When your shift is over, while the hucksters on Commercial Street are setting up shop, the prep cooks are shaking off their hangovers and the bar crowd is still snoring, you think to yourself, Eh, I’ve seen worse. You get home and take a quick shower, suck down some coffee and head out to your full-time gig.
One of the high points of this job is finding the things left over after a night of partying. Some of this stuff still boggles my mind.

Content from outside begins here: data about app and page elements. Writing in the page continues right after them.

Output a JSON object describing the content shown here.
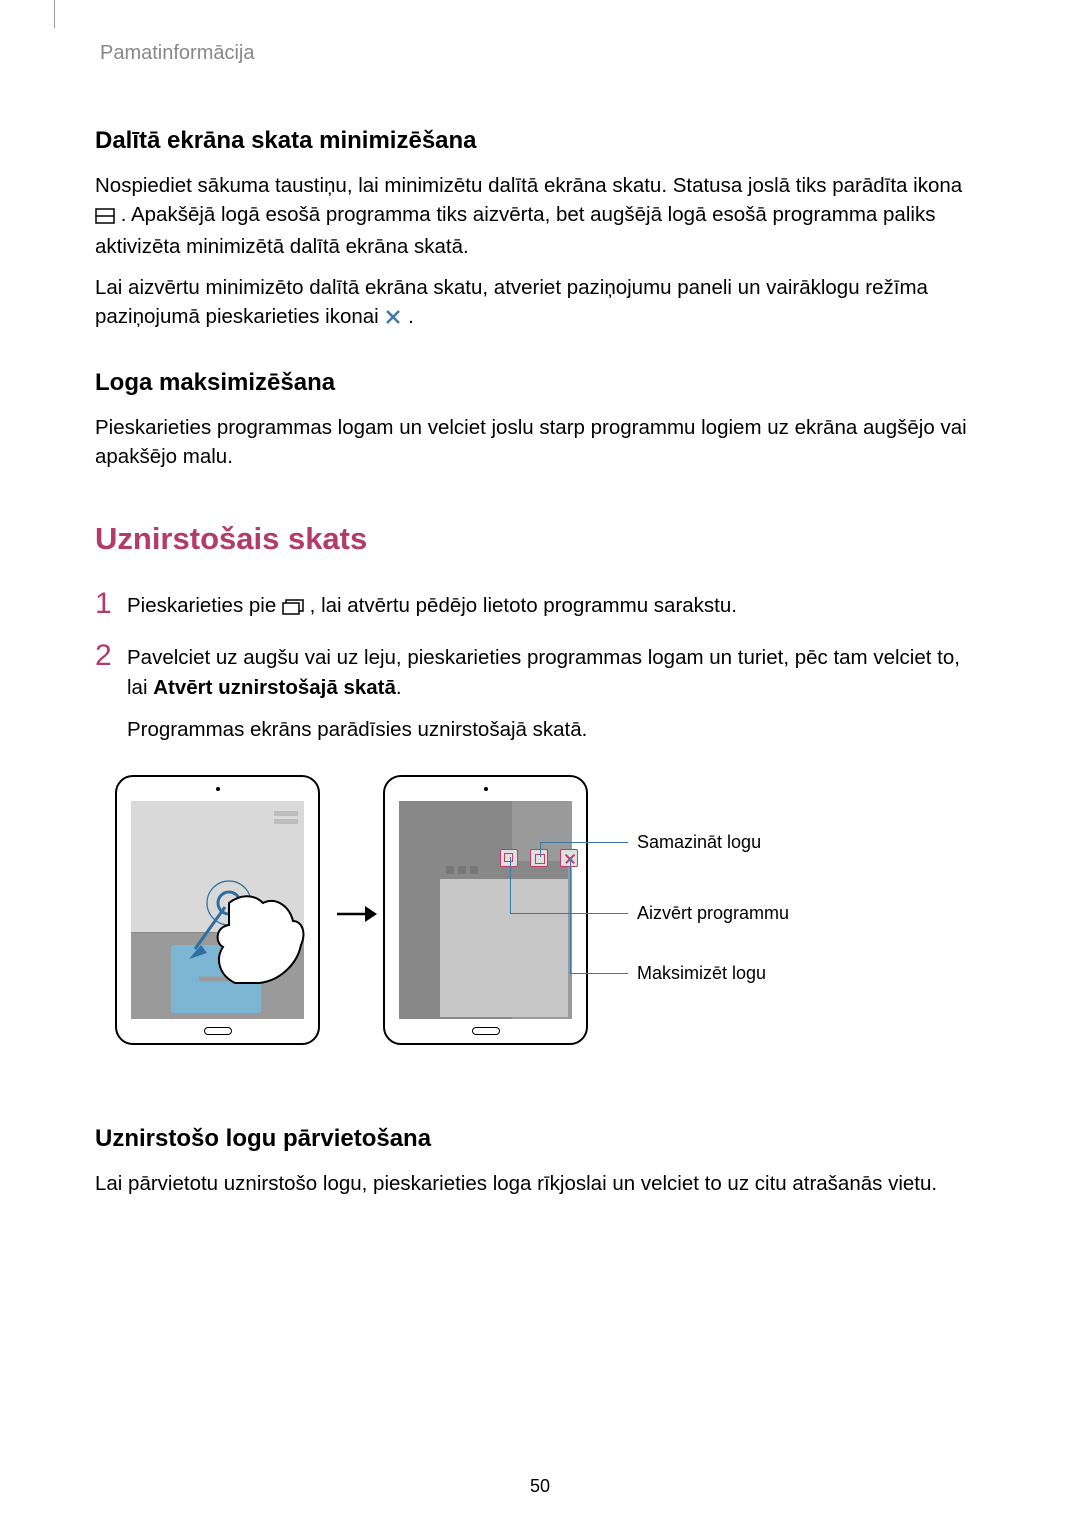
{
  "breadcrumb": "Pamatinformācija",
  "sec1": {
    "title": "Dalītā ekrāna skata minimizēšana",
    "p1a": "Nospiediet sākuma taustiņu, lai minimizētu dalītā ekrāna skatu. Statusa joslā tiks parādīta ikona ",
    "p1b": ". Apakšējā logā esošā programma tiks aizvērta, bet augšējā logā esošā programma paliks aktivizēta minimizētā dalītā ekrāna skatā.",
    "p2a": "Lai aizvērtu minimizēto dalītā ekrāna skatu, atveriet paziņojumu paneli un vairāklogu režīma paziņojumā pieskarieties ikonai ",
    "p2b": "."
  },
  "sec2": {
    "title": "Loga maksimizēšana",
    "p1": "Pieskarieties programmas logam un velciet joslu starp programmu logiem uz ekrāna augšējo vai apakšējo malu."
  },
  "sec3": {
    "title": "Uznirstošais skats",
    "step1a": "Pieskarieties pie ",
    "step1b": ", lai atvērtu pēdējo lietoto programmu sarakstu.",
    "step2a": "Pavelciet uz augšu vai uz leju, pieskarieties programmas logam un turiet, pēc tam velciet to, lai ",
    "step2bold": "Atvērt uznirstošajā skatā",
    "step2b": ".",
    "step2extra": "Programmas ekrāns parādīsies uznirstošajā skatā.",
    "callout1": "Samazināt logu",
    "callout2": "Aizvērt programmu",
    "callout3": "Maksimizēt logu"
  },
  "sec4": {
    "title": "Uznirstošo logu pārvietošana",
    "p1": "Lai pārvietotu uznirstošo logu, pieskarieties loga rīkjoslai un velciet to uz citu atrašanās vietu."
  },
  "pagenum": "50",
  "nums": {
    "one": "1",
    "two": "2"
  }
}
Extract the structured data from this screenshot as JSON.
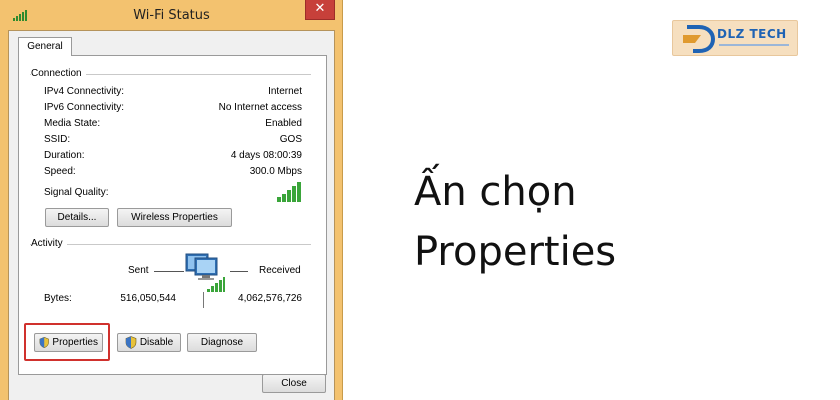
{
  "window": {
    "title": "Wi-Fi Status",
    "close_glyph": "✕",
    "title_icon": "wifi-signal-icon"
  },
  "tabs": [
    {
      "label": "General",
      "selected": true
    }
  ],
  "connection": {
    "header": "Connection",
    "rows": [
      {
        "label": "IPv4 Connectivity:",
        "value": "Internet"
      },
      {
        "label": "IPv6 Connectivity:",
        "value": "No Internet access"
      },
      {
        "label": "Media State:",
        "value": "Enabled"
      },
      {
        "label": "SSID:",
        "value": "GOS"
      },
      {
        "label": "Duration:",
        "value": "4 days 08:00:39"
      },
      {
        "label": "Speed:",
        "value": "300.0 Mbps"
      }
    ],
    "signal_label": "Signal Quality:",
    "signal_bars": 5,
    "details_button": "Details...",
    "wireless_button": "Wireless Properties"
  },
  "activity": {
    "header": "Activity",
    "sent_label": "Sent",
    "received_label": "Received",
    "bytes_label": "Bytes:",
    "bytes_sent": "516,050,544",
    "bytes_received": "4,062,576,726"
  },
  "buttons": {
    "properties": "Properties",
    "disable": "Disable",
    "diagnose": "Diagnose",
    "close": "Close"
  },
  "caption": {
    "line1": "Ấn chọn",
    "line2": "Properties"
  },
  "logo": {
    "text": "DLZ TECH"
  },
  "colors": {
    "window_frame": "#f3c26f",
    "close_button": "#c7403a",
    "highlight": "#d0312d",
    "signal_green": "#3aa53a",
    "logo_blue": "#1f63b4"
  }
}
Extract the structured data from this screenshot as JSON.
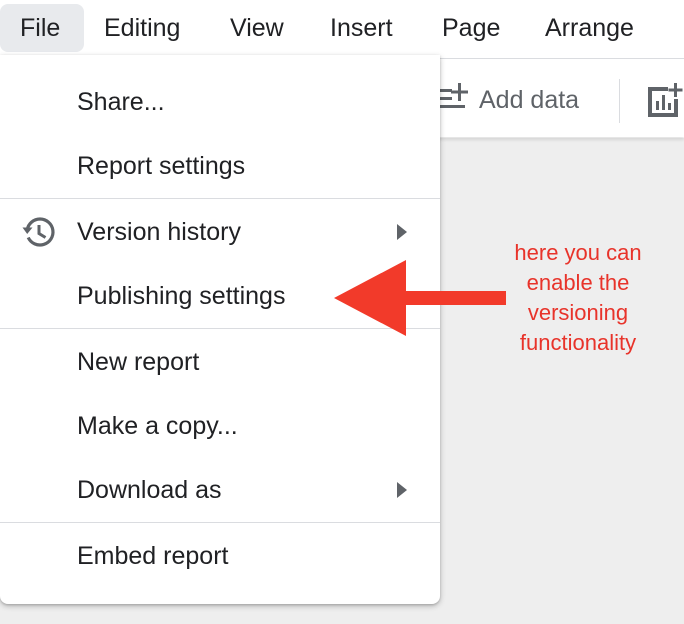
{
  "menubar": {
    "items": [
      {
        "label": "File",
        "active": true
      },
      {
        "label": "Editing"
      },
      {
        "label": "View"
      },
      {
        "label": "Insert"
      },
      {
        "label": "Page"
      },
      {
        "label": "Arrange"
      }
    ]
  },
  "toolbar": {
    "add_data_label": "Add data",
    "add_data_icon": "add-data-icon",
    "add_chart_icon": "add-chart-icon"
  },
  "file_menu": {
    "items": [
      {
        "label": "Share..."
      },
      {
        "label": "Report settings"
      },
      {
        "label": "Version history",
        "icon": "history-icon",
        "has_submenu": true
      },
      {
        "label": "Publishing settings"
      },
      {
        "label": "New report"
      },
      {
        "label": "Make a copy..."
      },
      {
        "label": "Download as",
        "has_submenu": true
      },
      {
        "label": "Embed report"
      }
    ]
  },
  "annotation": {
    "lines": [
      "here you can",
      "enable the",
      "versioning",
      "functionality"
    ],
    "color": "#e8332a"
  },
  "colors": {
    "active_menu_bg": "#e8eaed",
    "canvas_bg": "#eeeeee",
    "divider": "#dadce0"
  }
}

Here’s a short list of items I’ve discovered at some of Portland’s most popular night spots: money (hundreds of dollars over the years, mostly in change), drugs (weed, coke and pills), jewelry (I once found a three-karat diamond engagement ring with a platinum setting sitting on a sink after a — what else? — bachelorette party), underwear (soiled and unsoiled), condoms (used and unused), single shoes, wallets, purses, cameras, phones, car keys, hats, scarves, coats, pants (yes, I said pants), candy, airplane liquor bottles, coasters with phone numbers, and thousands of business cards.
You want the real dirt (pun intended) on this job?
Weekends are bad and holidays are worse. The toughest holiday is not New Year’s Eve or St. Patrick’s Day, as one might think, but Halloween. All the costumes and props fall apart by midnight and are just left on the floor. Try getting boa feathers and glitter out of the gelatinous goo of spilled Pumpkinhead.
Women are filthier than men, as a rule, because they are over-wipers; they tend to lack the ability to use a sensible amount of paper, which clogs the toilets. Plus, many women are squatters, which means sprayers, which is just friggin’ nasty. I’m still waiting for an ordinance to ban bachelorette parties. (Penis confetti and dick straws — c’mon, is that really necessary?)
The twenty-something crowd, in general, is the worst, for no other reason than they are young and stupid and entitled. They’re on their own for the first time and have no qualms about treating a bar like it’s their own personal amusement park. Don’t get me wrong: a group of 50-year-old business men with too many shots can wreck a place better than Motley Crue in their heyday, and mom’s “girls’ night out” can quickly devolve into a spinning-blind-drunk puke-fest. But the younger crowd makes the biggest mess.
Living in an age of zero-accountability is tough for any service-industry worker, but it’s especially hard on cleaners. We are the low-man down, the last people to pass the buck to. When something is dirty the next morning, it’s the cleaners’ fault. When the staff hasn’t done their jobs, it’s the cleaners’ fault. When something is missing, the cleaners must have stolen it. When you need to trim overhead, the cleaners get the ax. We can’t pass the buck to anyone. It’s not like I can go find the guy who shit in the urinal or the girl who left a loaded tampon on the bathroom floor.
(In all fairness, management and staff generally do their best with what they’ve got, considering all this bat-shit-goofy behavior. They’re also stressed-out, over-worked and under-paid. At the end of their day, all they want is a stiff drink, a cigarette and a foot bath. The last thing they want to do is clean.)
So the next time you’re out yucking it up with your friends or co-workers at one of the many fine drinking and dining establishments in Portland, try to be a bit more mindful of the way you treat the place. And if you would be so kind as to not jam a pint glass into the toilet bowl, piss in the sink, spit on the mirror, or rip the soap dispenser off the wall, many hard-working people would be much obliged. After all, somebody’s gotta clean that shit!
*The Bollard has agreed to allow the author to remain anonymous in deference to the author’s concern that, if identified, this op-ed could result in a loss of business.